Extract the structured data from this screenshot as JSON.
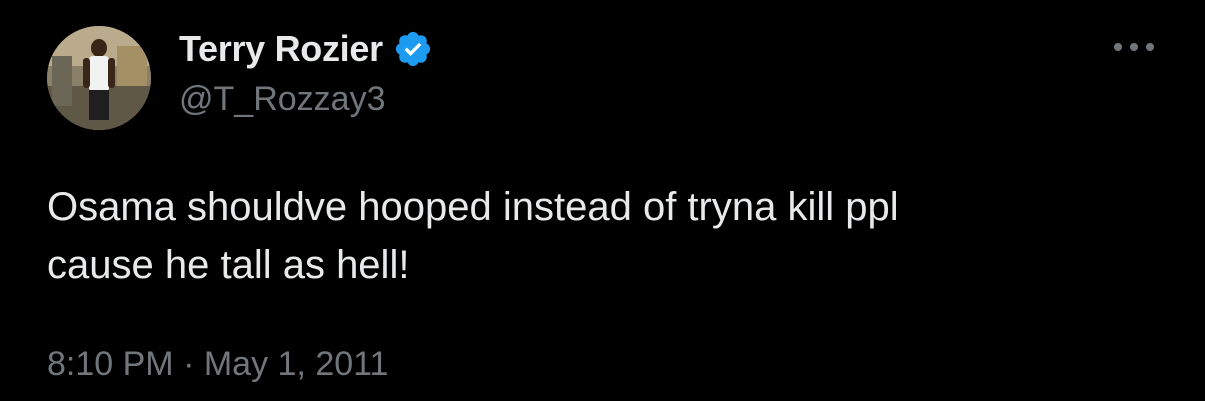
{
  "author": {
    "display_name": "Terry Rozier",
    "handle": "@T_Rozzay3",
    "verified": true,
    "verified_color": "#1d9bf0"
  },
  "tweet": {
    "text": "Osama shouldve hooped instead of tryna kill ppl\ncause he tall as hell!",
    "time": "8:10 PM",
    "separator": "·",
    "date": "May 1, 2011"
  },
  "icons": {
    "more": "more-horizontal-icon",
    "verified": "verified-badge-icon"
  }
}
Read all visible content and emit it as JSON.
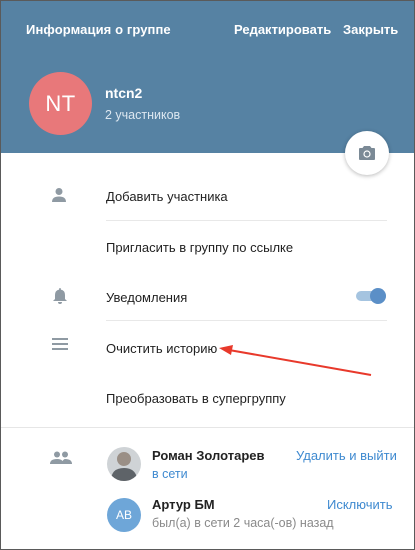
{
  "header": {
    "title": "Информация о группе",
    "edit_label": "Редактировать",
    "close_label": "Закрыть",
    "bg_color": "#5682a3"
  },
  "group": {
    "initials": "NT",
    "name": "ntcn2",
    "members_count": "2 участников",
    "avatar_color": "#e8787a"
  },
  "camera_button": {
    "icon": "camera-icon"
  },
  "actions": {
    "add_member": "Добавить участника",
    "invite_link": "Пригласить в группу по ссылке",
    "notifications": "Уведомления",
    "notifications_enabled": true,
    "clear_history": "Очистить историю",
    "convert_supergroup": "Преобразовать в супергруппу"
  },
  "members": [
    {
      "name": "Роман Золотарев",
      "status": "в сети",
      "status_color": "#3f8ad0",
      "action": "Удалить и выйти",
      "avatar": "photo"
    },
    {
      "name": "Артур БМ",
      "status": "был(а) в сети 2 часа(-ов) назад",
      "status_color": "#8a8a8a",
      "action": "Исключить",
      "initials": "АВ",
      "avatar_color": "#6ea6d8"
    }
  ],
  "annotation": {
    "arrow_color": "#e8392b"
  }
}
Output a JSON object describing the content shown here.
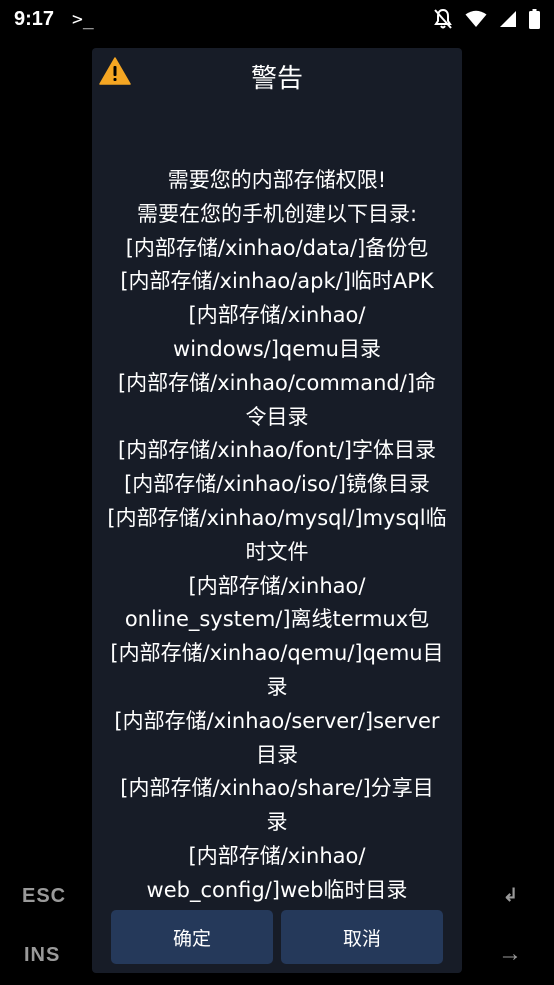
{
  "status_bar": {
    "time": "9:17",
    "app_icon": "terminal-prompt-icon",
    "icons": [
      "notifications-off-icon",
      "wifi-icon",
      "cell-signal-icon",
      "battery-icon"
    ]
  },
  "dialog": {
    "icon": "warning-icon",
    "title": "警告",
    "message_lines": [
      "需要您的内部存储权限!",
      "需要在您的手机创建以下目录:",
      "[内部存储/xinhao/data/]备份包",
      "[内部存储/xinhao/apk/]临时APK",
      "[内部存储/xinhao/",
      "windows/]qemu目录",
      "[内部存储/xinhao/command/]命",
      "令目录",
      "[内部存储/xinhao/font/]字体目录",
      "[内部存储/xinhao/iso/]镜像目录",
      "[内部存储/xinhao/mysql/]mysql临",
      "时文件",
      "[内部存储/xinhao/",
      "online_system/]离线termux包",
      "[内部存储/xinhao/qemu/]qemu目",
      "录",
      "[内部存储/xinhao/server/]server",
      "目录",
      "[内部存储/xinhao/share/]分享目",
      "录",
      "[内部存储/xinhao/",
      "web_config/]web临时目录"
    ],
    "confirm_label": "确定",
    "cancel_label": "取消"
  },
  "extra_keys": {
    "esc": "ESC",
    "ins": "INS",
    "enter": "↲",
    "arrow": "→"
  },
  "colors": {
    "background": "#000000",
    "dialog_background": "#171c27",
    "button_background": "#25395a",
    "warning": "#f5a623",
    "key_text": "#9a9a9a"
  }
}
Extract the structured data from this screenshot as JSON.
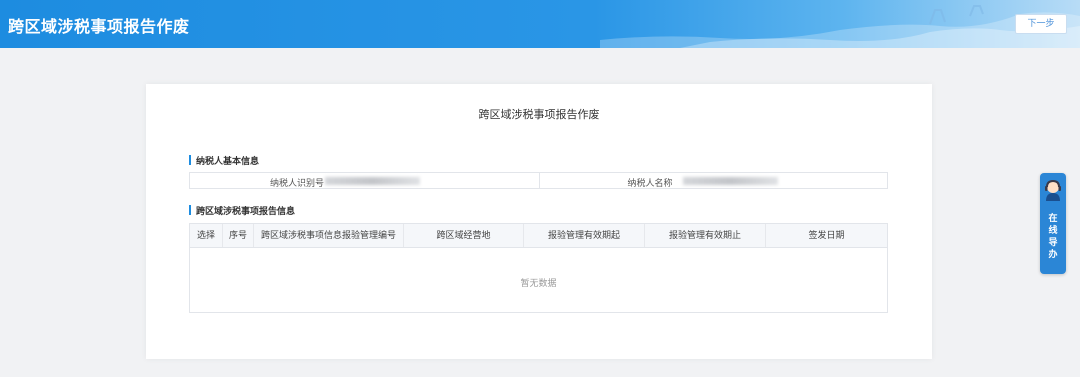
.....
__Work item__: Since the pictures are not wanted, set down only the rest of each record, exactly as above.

__Result of this exercise__:
Extract the structured data from this screenshot as JSON.
{
  "author": {
    "display_name": "Terry Rozier",
    "handle": "@T_Rozzay3",
    "verified": true,
    "verified_color": "#1d9bf0"
  },
  "tweet": {
    "text": "Osama shouldve hooped instead of tryna kill ppl\ncause he tall as hell!",
    "time": "8:10 PM",
    "separator": "·",
    "date": "May 1, 2011"
  },
  "icons": {
    "more": "more-horizontal-icon",
    "verified": "verified-badge-icon"
  }
}
Read all visible content and emit it as JSON.
{
  "header": {
    "title": "Информация о группе",
    "edit_label": "Редактировать",
    "close_label": "Закрыть",
    "bg_color": "#5682a3"
  },
  "group": {
    "initials": "NT",
    "name": "ntcn2",
    "members_count": "2 участников",
    "avatar_color": "#e8787a"
  },
  "camera_button": {
    "icon": "camera-icon"
  },
  "actions": {
    "add_member": "Добавить участника",
    "invite_link": "Пригласить в группу по ссылке",
    "notifications": "Уведомления",
    "notifications_enabled": true,
    "clear_history": "Очистить историю",
    "convert_supergroup": "Преобразовать в супергруппу"
  },
  "members": [
    {
      "name": "Роман Золотарев",
      "status": "в сети",
      "status_color": "#3f8ad0",
      "action": "Удалить и выйти",
      "avatar": "photo"
    },
    {
      "name": "Артур БМ",
      "status": "был(а) в сети 2 часа(-ов) назад",
      "status_color": "#8a8a8a",
      "action": "Исключить",
      "initials": "АВ",
      "avatar_color": "#6ea6d8"
    }
  ],
  "annotation": {
    "arrow_color": "#e8392b"
  }
}
Output a JSON object describing the content shown here.
{
  "status_bar": {
    "time": "9:17",
    "app_icon": "terminal-prompt-icon",
    "icons": [
      "notifications-off-icon",
      "wifi-icon",
      "cell-signal-icon",
      "battery-icon"
    ]
  },
  "dialog": {
    "icon": "warning-icon",
    "title": "警告",
    "message_lines": [
      "需要您的内部存储权限!",
      "需要在您的手机创建以下目录:",
      "[内部存储/xinhao/data/]备份包",
      "[内部存储/xinhao/apk/]临时APK",
      "[内部存储/xinhao/",
      "windows/]qemu目录",
      "[内部存储/xinhao/command/]命",
      "令目录",
      "[内部存储/xinhao/font/]字体目录",
      "[内部存储/xinhao/iso/]镜像目录",
      "[内部存储/xinhao/mysql/]mysql临",
      "时文件",
      "[内部存储/xinhao/",
      "online_system/]离线termux包",
      "[内部存储/xinhao/qemu/]qemu目",
      "录",
      "[内部存储/xinhao/server/]server",
      "目录",
      "[内部存储/xinhao/share/]分享目",
      "录",
      "[内部存储/xinhao/",
      "web_config/]web临时目录"
    ],
    "confirm_label": "确定",
    "cancel_label": "取消"
  },
  "extra_keys": {
    "esc": "ESC",
    "ins": "INS",
    "enter": "↲",
    "arrow": "→"
  },
  "colors": {
    "background": "#000000",
    "dialog_background": "#171c27",
    "button_background": "#25395a",
    "warning": "#f5a623",
    "key_text": "#9a9a9a"
  }
}
Extract the structured data from this screenshot as JSON.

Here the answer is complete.